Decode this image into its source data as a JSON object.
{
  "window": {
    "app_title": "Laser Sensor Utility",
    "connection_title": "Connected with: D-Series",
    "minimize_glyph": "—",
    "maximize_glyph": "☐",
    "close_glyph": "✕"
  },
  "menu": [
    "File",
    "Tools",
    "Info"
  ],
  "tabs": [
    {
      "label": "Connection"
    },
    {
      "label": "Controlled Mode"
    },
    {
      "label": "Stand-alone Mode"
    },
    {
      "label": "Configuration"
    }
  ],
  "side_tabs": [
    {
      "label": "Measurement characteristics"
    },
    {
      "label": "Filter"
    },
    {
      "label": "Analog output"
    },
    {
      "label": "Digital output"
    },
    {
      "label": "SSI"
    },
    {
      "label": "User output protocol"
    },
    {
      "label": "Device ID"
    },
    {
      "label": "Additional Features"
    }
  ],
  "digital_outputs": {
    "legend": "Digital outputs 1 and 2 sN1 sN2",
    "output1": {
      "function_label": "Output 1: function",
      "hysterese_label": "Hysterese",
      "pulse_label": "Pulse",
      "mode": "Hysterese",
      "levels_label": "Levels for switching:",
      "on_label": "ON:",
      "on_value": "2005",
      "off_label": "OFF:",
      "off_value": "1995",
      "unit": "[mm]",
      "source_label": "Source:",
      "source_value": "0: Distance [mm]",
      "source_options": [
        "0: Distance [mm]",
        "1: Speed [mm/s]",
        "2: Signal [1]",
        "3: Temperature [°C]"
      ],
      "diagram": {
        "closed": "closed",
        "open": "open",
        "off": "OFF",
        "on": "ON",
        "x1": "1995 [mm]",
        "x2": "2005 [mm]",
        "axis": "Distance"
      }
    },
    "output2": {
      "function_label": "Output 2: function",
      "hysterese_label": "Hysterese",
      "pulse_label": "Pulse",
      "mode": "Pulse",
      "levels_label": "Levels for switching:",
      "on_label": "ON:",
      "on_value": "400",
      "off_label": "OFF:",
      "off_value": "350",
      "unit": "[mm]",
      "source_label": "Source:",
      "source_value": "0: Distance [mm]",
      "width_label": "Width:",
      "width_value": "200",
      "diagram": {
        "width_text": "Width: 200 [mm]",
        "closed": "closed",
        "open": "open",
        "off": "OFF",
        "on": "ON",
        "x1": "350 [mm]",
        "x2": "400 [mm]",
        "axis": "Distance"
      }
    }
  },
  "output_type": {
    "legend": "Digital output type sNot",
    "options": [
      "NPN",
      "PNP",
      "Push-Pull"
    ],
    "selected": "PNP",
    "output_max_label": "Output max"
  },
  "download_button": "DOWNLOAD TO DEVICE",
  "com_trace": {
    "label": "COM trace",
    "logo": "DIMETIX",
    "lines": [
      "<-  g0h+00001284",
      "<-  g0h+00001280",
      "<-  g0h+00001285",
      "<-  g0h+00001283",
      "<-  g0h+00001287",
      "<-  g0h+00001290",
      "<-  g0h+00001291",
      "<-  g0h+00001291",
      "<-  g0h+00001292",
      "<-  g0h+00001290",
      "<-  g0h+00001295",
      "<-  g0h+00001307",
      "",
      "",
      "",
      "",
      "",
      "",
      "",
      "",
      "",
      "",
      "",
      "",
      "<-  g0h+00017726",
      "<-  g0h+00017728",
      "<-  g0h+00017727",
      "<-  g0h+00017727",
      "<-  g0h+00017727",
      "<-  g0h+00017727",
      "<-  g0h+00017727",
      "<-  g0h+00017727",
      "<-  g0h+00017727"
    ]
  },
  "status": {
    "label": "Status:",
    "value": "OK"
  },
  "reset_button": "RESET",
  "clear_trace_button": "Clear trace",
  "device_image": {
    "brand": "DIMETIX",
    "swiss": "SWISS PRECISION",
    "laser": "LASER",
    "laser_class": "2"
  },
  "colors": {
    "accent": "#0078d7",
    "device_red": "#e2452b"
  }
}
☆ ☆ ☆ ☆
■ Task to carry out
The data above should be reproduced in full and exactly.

■ Answer
Decode this image into its source data as a JSON object.
{
  "window": {
    "app_title": "Laser Sensor Utility",
    "connection_title": "Connected with: D-Series",
    "minimize_glyph": "—",
    "maximize_glyph": "☐",
    "close_glyph": "✕"
  },
  "menu": [
    "File",
    "Tools",
    "Info"
  ],
  "tabs": [
    {
      "label": "Connection"
    },
    {
      "label": "Controlled Mode"
    },
    {
      "label": "Stand-alone Mode"
    },
    {
      "label": "Configuration"
    }
  ],
  "side_tabs": [
    {
      "label": "Measurement characteristics"
    },
    {
      "label": "Filter"
    },
    {
      "label": "Analog output"
    },
    {
      "label": "Digital output"
    },
    {
      "label": "SSI"
    },
    {
      "label": "User output protocol"
    },
    {
      "label": "Device ID"
    },
    {
      "label": "Additional Features"
    }
  ],
  "digital_outputs": {
    "legend": "Digital outputs 1 and 2 sN1 sN2",
    "output1": {
      "function_label": "Output 1: function",
      "hysterese_label": "Hysterese",
      "pulse_label": "Pulse",
      "mode": "Hysterese",
      "levels_label": "Levels for switching:",
      "on_label": "ON:",
      "on_value": "2005",
      "off_label": "OFF:",
      "off_value": "1995",
      "unit": "[mm]",
      "source_label": "Source:",
      "source_value": "0: Distance [mm]",
      "source_options": [
        "0: Distance [mm]",
        "1: Speed [mm/s]",
        "2: Signal [1]",
        "3: Temperature [°C]"
      ],
      "diagram": {
        "closed": "closed",
        "open": "open",
        "off": "OFF",
        "on": "ON",
        "x1": "1995 [mm]",
        "x2": "2005 [mm]",
        "axis": "Distance"
      }
    },
    "output2": {
      "function_label": "Output 2: function",
      "hysterese_label": "Hysterese",
      "pulse_label": "Pulse",
      "mode": "Pulse",
      "levels_label": "Levels for switching:",
      "on_label": "ON:",
      "on_value": "400",
      "off_label": "OFF:",
      "off_value": "350",
      "unit": "[mm]",
      "source_label": "Source:",
      "source_value": "0: Distance [mm]",
      "width_label": "Width:",
      "width_value": "200",
      "diagram": {
        "width_text": "Width: 200 [mm]",
        "closed": "closed",
        "open": "open",
        "off": "OFF",
        "on": "ON",
        "x1": "350 [mm]",
        "x2": "400 [mm]",
        "axis": "Distance"
      }
    }
  },
  "output_type": {
    "legend": "Digital output type sNot",
    "options": [
      "NPN",
      "PNP",
      "Push-Pull"
    ],
    "selected": "PNP",
    "output_max_label": "Output max"
  },
  "download_button": "DOWNLOAD TO DEVICE",
  "com_trace": {
    "label": "COM trace",
    "logo": "DIMETIX",
    "lines": [
      "<-  g0h+00001284",
      "<-  g0h+00001280",
      "<-  g0h+00001285",
      "<-  g0h+00001283",
      "<-  g0h+00001287",
      "<-  g0h+00001290",
      "<-  g0h+00001291",
      "<-  g0h+00001291",
      "<-  g0h+00001292",
      "<-  g0h+00001290",
      "<-  g0h+00001295",
      "<-  g0h+00001307",
      "",
      "",
      "",
      "",
      "",
      "",
      "",
      "",
      "",
      "",
      "",
      "",
      "<-  g0h+00017726",
      "<-  g0h+00017728",
      "<-  g0h+00017727",
      "<-  g0h+00017727",
      "<-  g0h+00017727",
      "<-  g0h+00017727",
      "<-  g0h+00017727",
      "<-  g0h+00017727",
      "<-  g0h+00017727"
    ]
  },
  "status": {
    "label": "Status:",
    "value": "OK"
  },
  "reset_button": "RESET",
  "clear_trace_button": "Clear trace",
  "device_image": {
    "brand": "DIMETIX",
    "swiss": "SWISS PRECISION",
    "laser": "LASER",
    "laser_class": "2"
  },
  "colors": {
    "accent": "#0078d7",
    "device_red": "#e2452b"
  }
}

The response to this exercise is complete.